◆ Your instructions: Return each entry unchanged.

Start of Input data

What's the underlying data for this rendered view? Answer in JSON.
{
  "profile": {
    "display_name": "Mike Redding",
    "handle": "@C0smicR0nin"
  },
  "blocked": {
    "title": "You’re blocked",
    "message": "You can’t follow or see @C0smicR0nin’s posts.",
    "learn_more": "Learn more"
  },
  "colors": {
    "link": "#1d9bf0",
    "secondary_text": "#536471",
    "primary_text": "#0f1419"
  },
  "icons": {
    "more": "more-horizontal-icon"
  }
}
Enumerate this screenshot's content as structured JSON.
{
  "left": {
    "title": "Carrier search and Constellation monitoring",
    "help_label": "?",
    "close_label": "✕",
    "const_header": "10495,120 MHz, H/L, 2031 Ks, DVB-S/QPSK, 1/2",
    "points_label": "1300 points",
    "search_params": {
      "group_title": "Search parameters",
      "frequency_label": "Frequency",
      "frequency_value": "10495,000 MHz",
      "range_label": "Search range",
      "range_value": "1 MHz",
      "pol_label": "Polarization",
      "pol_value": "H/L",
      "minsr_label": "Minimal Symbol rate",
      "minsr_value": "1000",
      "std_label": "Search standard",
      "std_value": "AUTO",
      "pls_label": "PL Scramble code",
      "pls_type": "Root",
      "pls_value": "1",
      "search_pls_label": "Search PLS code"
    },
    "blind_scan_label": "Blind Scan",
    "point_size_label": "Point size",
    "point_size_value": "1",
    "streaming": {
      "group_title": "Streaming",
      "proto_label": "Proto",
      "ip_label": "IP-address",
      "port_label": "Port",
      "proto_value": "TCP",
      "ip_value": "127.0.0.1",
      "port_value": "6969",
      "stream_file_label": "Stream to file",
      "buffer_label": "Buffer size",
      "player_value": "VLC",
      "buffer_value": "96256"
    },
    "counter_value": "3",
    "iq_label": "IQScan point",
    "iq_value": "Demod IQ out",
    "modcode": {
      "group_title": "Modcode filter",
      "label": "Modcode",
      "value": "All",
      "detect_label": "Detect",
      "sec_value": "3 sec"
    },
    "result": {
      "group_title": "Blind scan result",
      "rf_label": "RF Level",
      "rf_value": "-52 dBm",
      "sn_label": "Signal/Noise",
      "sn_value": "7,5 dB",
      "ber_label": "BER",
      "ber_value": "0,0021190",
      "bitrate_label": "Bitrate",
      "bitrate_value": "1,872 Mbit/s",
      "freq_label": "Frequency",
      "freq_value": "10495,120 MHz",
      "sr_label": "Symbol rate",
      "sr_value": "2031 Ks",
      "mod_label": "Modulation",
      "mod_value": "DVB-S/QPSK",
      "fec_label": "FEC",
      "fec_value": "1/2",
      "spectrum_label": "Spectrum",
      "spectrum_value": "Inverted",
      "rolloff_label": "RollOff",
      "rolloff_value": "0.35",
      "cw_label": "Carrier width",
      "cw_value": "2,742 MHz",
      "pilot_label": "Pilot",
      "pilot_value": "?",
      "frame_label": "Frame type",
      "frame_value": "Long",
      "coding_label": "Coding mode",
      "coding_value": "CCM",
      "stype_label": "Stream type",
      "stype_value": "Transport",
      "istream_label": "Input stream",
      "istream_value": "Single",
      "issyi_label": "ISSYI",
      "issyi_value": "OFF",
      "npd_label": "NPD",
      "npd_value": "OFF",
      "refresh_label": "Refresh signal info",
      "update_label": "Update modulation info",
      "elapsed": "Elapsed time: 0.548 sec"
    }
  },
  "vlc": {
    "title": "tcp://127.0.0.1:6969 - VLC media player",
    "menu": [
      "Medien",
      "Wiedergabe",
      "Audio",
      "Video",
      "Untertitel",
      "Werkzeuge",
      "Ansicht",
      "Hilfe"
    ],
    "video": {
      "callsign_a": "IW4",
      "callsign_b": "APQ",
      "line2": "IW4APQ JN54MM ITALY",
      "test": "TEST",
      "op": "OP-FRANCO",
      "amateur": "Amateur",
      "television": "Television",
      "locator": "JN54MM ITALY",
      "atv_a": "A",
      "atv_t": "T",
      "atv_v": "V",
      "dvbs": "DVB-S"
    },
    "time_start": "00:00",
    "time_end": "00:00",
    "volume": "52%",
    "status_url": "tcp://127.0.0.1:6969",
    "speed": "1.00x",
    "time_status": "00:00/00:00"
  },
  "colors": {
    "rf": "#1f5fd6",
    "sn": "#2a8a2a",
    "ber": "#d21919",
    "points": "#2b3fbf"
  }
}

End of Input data

◆ Result:
What's the underlying data for this rendered view? Answer in JSON.
{
  "profile": {
    "display_name": "Mike Redding",
    "handle": "@C0smicR0nin"
  },
  "blocked": {
    "title": "You’re blocked",
    "message": "You can’t follow or see @C0smicR0nin’s posts.",
    "learn_more": "Learn more"
  },
  "colors": {
    "link": "#1d9bf0",
    "secondary_text": "#536471",
    "primary_text": "#0f1419"
  },
  "icons": {
    "more": "more-horizontal-icon"
  }
}
Enumerate this screenshot's content as structured JSON.
{
  "left": {
    "title": "Carrier search and Constellation monitoring",
    "help_label": "?",
    "close_label": "✕",
    "const_header": "10495,120 MHz, H/L, 2031 Ks, DVB-S/QPSK, 1/2",
    "points_label": "1300 points",
    "search_params": {
      "group_title": "Search parameters",
      "frequency_label": "Frequency",
      "frequency_value": "10495,000 MHz",
      "range_label": "Search range",
      "range_value": "1 MHz",
      "pol_label": "Polarization",
      "pol_value": "H/L",
      "minsr_label": "Minimal Symbol rate",
      "minsr_value": "1000",
      "std_label": "Search standard",
      "std_value": "AUTO",
      "pls_label": "PL Scramble code",
      "pls_type": "Root",
      "pls_value": "1",
      "search_pls_label": "Search PLS code"
    },
    "blind_scan_label": "Blind Scan",
    "point_size_label": "Point size",
    "point_size_value": "1",
    "streaming": {
      "group_title": "Streaming",
      "proto_label": "Proto",
      "ip_label": "IP-address",
      "port_label": "Port",
      "proto_value": "TCP",
      "ip_value": "127.0.0.1",
      "port_value": "6969",
      "stream_file_label": "Stream to file",
      "buffer_label": "Buffer size",
      "player_value": "VLC",
      "buffer_value": "96256"
    },
    "counter_value": "3",
    "iq_label": "IQScan point",
    "iq_value": "Demod IQ out",
    "modcode": {
      "group_title": "Modcode filter",
      "label": "Modcode",
      "value": "All",
      "detect_label": "Detect",
      "sec_value": "3 sec"
    },
    "result": {
      "group_title": "Blind scan result",
      "rf_label": "RF Level",
      "rf_value": "-52 dBm",
      "sn_label": "Signal/Noise",
      "sn_value": "7,5 dB",
      "ber_label": "BER",
      "ber_value": "0,0021190",
      "bitrate_label": "Bitrate",
      "bitrate_value": "1,872 Mbit/s",
      "freq_label": "Frequency",
      "freq_value": "10495,120 MHz",
      "sr_label": "Symbol rate",
      "sr_value": "2031 Ks",
      "mod_label": "Modulation",
      "mod_value": "DVB-S/QPSK",
      "fec_label": "FEC",
      "fec_value": "1/2",
      "spectrum_label": "Spectrum",
      "spectrum_value": "Inverted",
      "rolloff_label": "RollOff",
      "rolloff_value": "0.35",
      "cw_label": "Carrier width",
      "cw_value": "2,742 MHz",
      "pilot_label": "Pilot",
      "pilot_value": "?",
      "frame_label": "Frame type",
      "frame_value": "Long",
      "coding_label": "Coding mode",
      "coding_value": "CCM",
      "stype_label": "Stream type",
      "stype_value": "Transport",
      "istream_label": "Input stream",
      "istream_value": "Single",
      "issyi_label": "ISSYI",
      "issyi_value": "OFF",
      "npd_label": "NPD",
      "npd_value": "OFF",
      "refresh_label": "Refresh signal info",
      "update_label": "Update modulation info",
      "elapsed": "Elapsed time: 0.548 sec"
    }
  },
  "vlc": {
    "title": "tcp://127.0.0.1:6969 - VLC media player",
    "menu": [
      "Medien",
      "Wiedergabe",
      "Audio",
      "Video",
      "Untertitel",
      "Werkzeuge",
      "Ansicht",
      "Hilfe"
    ],
    "video": {
      "callsign_a": "IW4",
      "callsign_b": "APQ",
      "line2": "IW4APQ JN54MM ITALY",
      "test": "TEST",
      "op": "OP-FRANCO",
      "amateur": "Amateur",
      "television": "Television",
      "locator": "JN54MM ITALY",
      "atv_a": "A",
      "atv_t": "T",
      "atv_v": "V",
      "dvbs": "DVB-S"
    },
    "time_start": "00:00",
    "time_end": "00:00",
    "volume": "52%",
    "status_url": "tcp://127.0.0.1:6969",
    "speed": "1.00x",
    "time_status": "00:00/00:00"
  },
  "colors": {
    "rf": "#1f5fd6",
    "sn": "#2a8a2a",
    "ber": "#d21919",
    "points": "#2b3fbf"
  }
}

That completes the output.